Too critical in his reporting
Uysal had written about how representatives of the city administration of Balikesir were paying their relatives hefty pensions. He therefore assumes that his work was the main reason for the assassination: "My articles in recent months have been uncomfortable. They certainly won't have liked that. But it is my duty as a journalist to ask unpleasant questions, to uncover lies and to inform."
Harlem Desir, press freedom representative with the Organisation for Security and Co-operation in Europe (OSCE), also called on the Turkish authorities to investigate the attack on Uysal and to bring those responsible to justice as soon as possible. "Violence against journalists is increasing at an alarming rate," says Desir. There have been six attacks on journalists since May. "We need to stop this trend and ensure a safe environment for journalists so that they can continue their work unhindered."
According to the BIA Media Monitoring Report, ten journalists were attacked in the first half of the year, three of whom were killed. Last week, the case of Umit Uzun – a journalist at the Demiroren News Agency (DHA) – drew the attention of the Turkish public: when he tried to report a traffic accident, policemen beat him up and handcuffed him. The non-governmental organisation Reporters Without Borders confirmed that Turkey is one of the most restrictive countries in the world when it comes to press freedom. The NGO ranks Turkey 157th out of 180 countries in its 2019 World Press Freedom Index.
The dangerous conditions and increasing attacks on journalists are also alarming international media organisations. Twenty international media houses, including Reporters Without Borders and the International Press Institute (IPI), which campaign for freedom of the press at an international level, have written to Turkish President Recep Tayyip Erdogan. In the joint letter, they condemn the increased attacks on journalists and call on Turkish politicians to bring those responsible to justice.
But the call has been ignored by the government alliance of the nationalist MHP and the Islamic-conservative AKP, says Erol Onderoglu, the Turkish representative of Reporters without Borders: "The attitude of the government and the authorities is irresponsible. After all, since the local elections on 31 March 2019, violence against journalists has continued to spread. It seems to me that no-one is interested in an adequate response." Police violence has also created a dangerous climate. "In Turkey, there is currently minimal protection for journalists' lives," warns Onderoglu.
Unemployment as an additional problem
In addition to physical violence, another existential problem affecting journalists in Turkey is unemployment. Like thousands of his colleagues, Uysal also has to contend with an economic downturn. When his newspaper was close to bankruptcy, he decided to only publish online. "There is hardly any support from my community, so we can barely keep our heads above water," he complains.

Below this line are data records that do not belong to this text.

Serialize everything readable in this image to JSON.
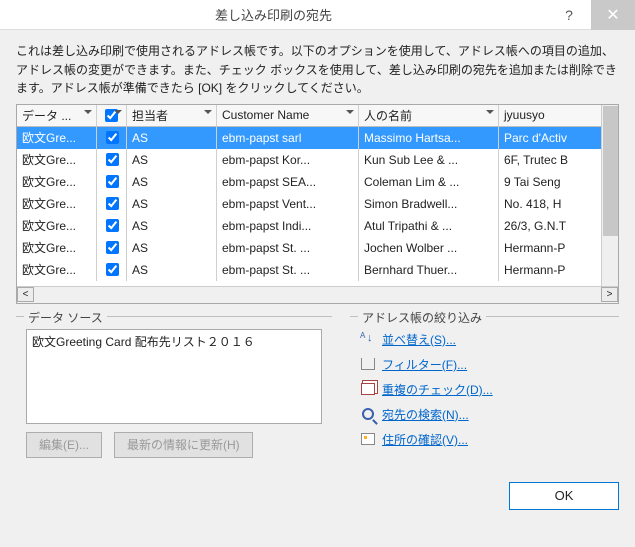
{
  "titlebar": {
    "title": "差し込み印刷の宛先"
  },
  "description": "これは差し込み印刷で使用されるアドレス帳です。以下のオプションを使用して、アドレス帳への項目の追加、アドレス帳の変更ができます。また、チェック ボックスを使用して、差し込み印刷の宛先を追加または削除できます。アドレス帳が準備できたら [OK] をクリックしてください。",
  "columns": {
    "c0": "データ ...",
    "c1": "",
    "c2": "担当者",
    "c3": "Customer Name",
    "c4": "人の名前",
    "c5": "jyuusyo"
  },
  "rows": [
    {
      "sel": true,
      "data": "欧文Gre...",
      "tantou": "AS",
      "cust": "ebm-papst sarl",
      "person": "Massimo Hartsa...",
      "addr": "Parc d'Activ"
    },
    {
      "sel": false,
      "data": "欧文Gre...",
      "tantou": "AS",
      "cust": "ebm-papst Kor...",
      "person": "Kun Sub Lee & ...",
      "addr": "6F, Trutec B"
    },
    {
      "sel": false,
      "data": "欧文Gre...",
      "tantou": "AS",
      "cust": "ebm-papst SEA...",
      "person": "Coleman Lim & ...",
      "addr": "9 Tai Seng "
    },
    {
      "sel": false,
      "data": "欧文Gre...",
      "tantou": "AS",
      "cust": "ebm-papst Vent...",
      "person": "Simon Bradwell...",
      "addr": " No. 418, H"
    },
    {
      "sel": false,
      "data": "欧文Gre...",
      "tantou": "AS",
      "cust": "ebm-papst Indi...",
      "person": "Atul Tripathi & ...",
      "addr": "26/3, G.N.T"
    },
    {
      "sel": false,
      "data": "欧文Gre...",
      "tantou": "AS",
      "cust": "ebm-papst St. ...",
      "person": "Jochen Wolber ...",
      "addr": "Hermann-P"
    },
    {
      "sel": false,
      "data": "欧文Gre...",
      "tantou": "AS",
      "cust": "ebm-papst St. ...",
      "person": "Bernhard Thuer...",
      "addr": "Hermann-P",
      "partial": true
    }
  ],
  "datasource": {
    "legend": "データ ソース",
    "item": "欧文Greeting Card 配布先リスト２０１６",
    "edit_btn": "編集(E)...",
    "refresh_btn": "最新の情報に更新(H)"
  },
  "refine": {
    "legend": "アドレス帳の絞り込み",
    "sort": "並べ替え(S)...",
    "filter": "フィルター(F)...",
    "dup": "重複のチェック(D)...",
    "find": "宛先の検索(N)...",
    "validate": "住所の確認(V)..."
  },
  "footer": {
    "ok": "OK"
  }
}
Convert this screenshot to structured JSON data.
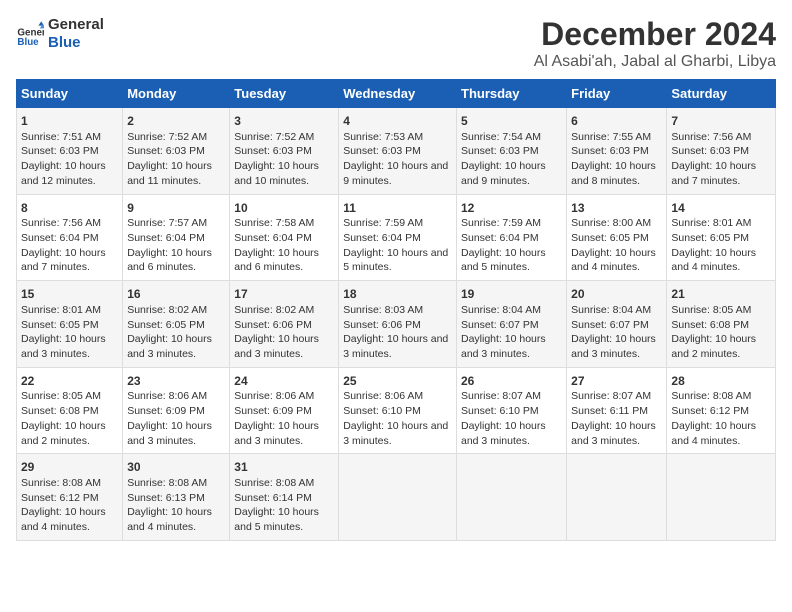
{
  "logo": {
    "line1": "General",
    "line2": "Blue"
  },
  "title": "December 2024",
  "subtitle": "Al Asabi'ah, Jabal al Gharbi, Libya",
  "days_of_week": [
    "Sunday",
    "Monday",
    "Tuesday",
    "Wednesday",
    "Thursday",
    "Friday",
    "Saturday"
  ],
  "weeks": [
    [
      {
        "day": 1,
        "sunrise": "7:51 AM",
        "sunset": "6:03 PM",
        "daylight": "10 hours and 12 minutes."
      },
      {
        "day": 2,
        "sunrise": "7:52 AM",
        "sunset": "6:03 PM",
        "daylight": "10 hours and 11 minutes."
      },
      {
        "day": 3,
        "sunrise": "7:52 AM",
        "sunset": "6:03 PM",
        "daylight": "10 hours and 10 minutes."
      },
      {
        "day": 4,
        "sunrise": "7:53 AM",
        "sunset": "6:03 PM",
        "daylight": "10 hours and 9 minutes."
      },
      {
        "day": 5,
        "sunrise": "7:54 AM",
        "sunset": "6:03 PM",
        "daylight": "10 hours and 9 minutes."
      },
      {
        "day": 6,
        "sunrise": "7:55 AM",
        "sunset": "6:03 PM",
        "daylight": "10 hours and 8 minutes."
      },
      {
        "day": 7,
        "sunrise": "7:56 AM",
        "sunset": "6:03 PM",
        "daylight": "10 hours and 7 minutes."
      }
    ],
    [
      {
        "day": 8,
        "sunrise": "7:56 AM",
        "sunset": "6:04 PM",
        "daylight": "10 hours and 7 minutes."
      },
      {
        "day": 9,
        "sunrise": "7:57 AM",
        "sunset": "6:04 PM",
        "daylight": "10 hours and 6 minutes."
      },
      {
        "day": 10,
        "sunrise": "7:58 AM",
        "sunset": "6:04 PM",
        "daylight": "10 hours and 6 minutes."
      },
      {
        "day": 11,
        "sunrise": "7:59 AM",
        "sunset": "6:04 PM",
        "daylight": "10 hours and 5 minutes."
      },
      {
        "day": 12,
        "sunrise": "7:59 AM",
        "sunset": "6:04 PM",
        "daylight": "10 hours and 5 minutes."
      },
      {
        "day": 13,
        "sunrise": "8:00 AM",
        "sunset": "6:05 PM",
        "daylight": "10 hours and 4 minutes."
      },
      {
        "day": 14,
        "sunrise": "8:01 AM",
        "sunset": "6:05 PM",
        "daylight": "10 hours and 4 minutes."
      }
    ],
    [
      {
        "day": 15,
        "sunrise": "8:01 AM",
        "sunset": "6:05 PM",
        "daylight": "10 hours and 3 minutes."
      },
      {
        "day": 16,
        "sunrise": "8:02 AM",
        "sunset": "6:05 PM",
        "daylight": "10 hours and 3 minutes."
      },
      {
        "day": 17,
        "sunrise": "8:02 AM",
        "sunset": "6:06 PM",
        "daylight": "10 hours and 3 minutes."
      },
      {
        "day": 18,
        "sunrise": "8:03 AM",
        "sunset": "6:06 PM",
        "daylight": "10 hours and 3 minutes."
      },
      {
        "day": 19,
        "sunrise": "8:04 AM",
        "sunset": "6:07 PM",
        "daylight": "10 hours and 3 minutes."
      },
      {
        "day": 20,
        "sunrise": "8:04 AM",
        "sunset": "6:07 PM",
        "daylight": "10 hours and 3 minutes."
      },
      {
        "day": 21,
        "sunrise": "8:05 AM",
        "sunset": "6:08 PM",
        "daylight": "10 hours and 2 minutes."
      }
    ],
    [
      {
        "day": 22,
        "sunrise": "8:05 AM",
        "sunset": "6:08 PM",
        "daylight": "10 hours and 2 minutes."
      },
      {
        "day": 23,
        "sunrise": "8:06 AM",
        "sunset": "6:09 PM",
        "daylight": "10 hours and 3 minutes."
      },
      {
        "day": 24,
        "sunrise": "8:06 AM",
        "sunset": "6:09 PM",
        "daylight": "10 hours and 3 minutes."
      },
      {
        "day": 25,
        "sunrise": "8:06 AM",
        "sunset": "6:10 PM",
        "daylight": "10 hours and 3 minutes."
      },
      {
        "day": 26,
        "sunrise": "8:07 AM",
        "sunset": "6:10 PM",
        "daylight": "10 hours and 3 minutes."
      },
      {
        "day": 27,
        "sunrise": "8:07 AM",
        "sunset": "6:11 PM",
        "daylight": "10 hours and 3 minutes."
      },
      {
        "day": 28,
        "sunrise": "8:08 AM",
        "sunset": "6:12 PM",
        "daylight": "10 hours and 4 minutes."
      }
    ],
    [
      {
        "day": 29,
        "sunrise": "8:08 AM",
        "sunset": "6:12 PM",
        "daylight": "10 hours and 4 minutes."
      },
      {
        "day": 30,
        "sunrise": "8:08 AM",
        "sunset": "6:13 PM",
        "daylight": "10 hours and 4 minutes."
      },
      {
        "day": 31,
        "sunrise": "8:08 AM",
        "sunset": "6:14 PM",
        "daylight": "10 hours and 5 minutes."
      },
      null,
      null,
      null,
      null
    ]
  ]
}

According to figures from the Turkish Statistics Institute (TUIK), journalists were – after social workers – the second occupational group most affected by unemployment in 2018. In just one year, the number of unemployed journalists rose by 4.7 percentage points to 23.8 percent. It is a sector that is dominated by mushrooming media cartels.
The attempted coup in July 2016 was followed by the mass closure of media and press houses. Moreover, the situation has not been helped by the weakening of the Turkish trade unions. And the result? Plurality is falling by the wayside.
© Deutsche Welle/Qantara.de 2019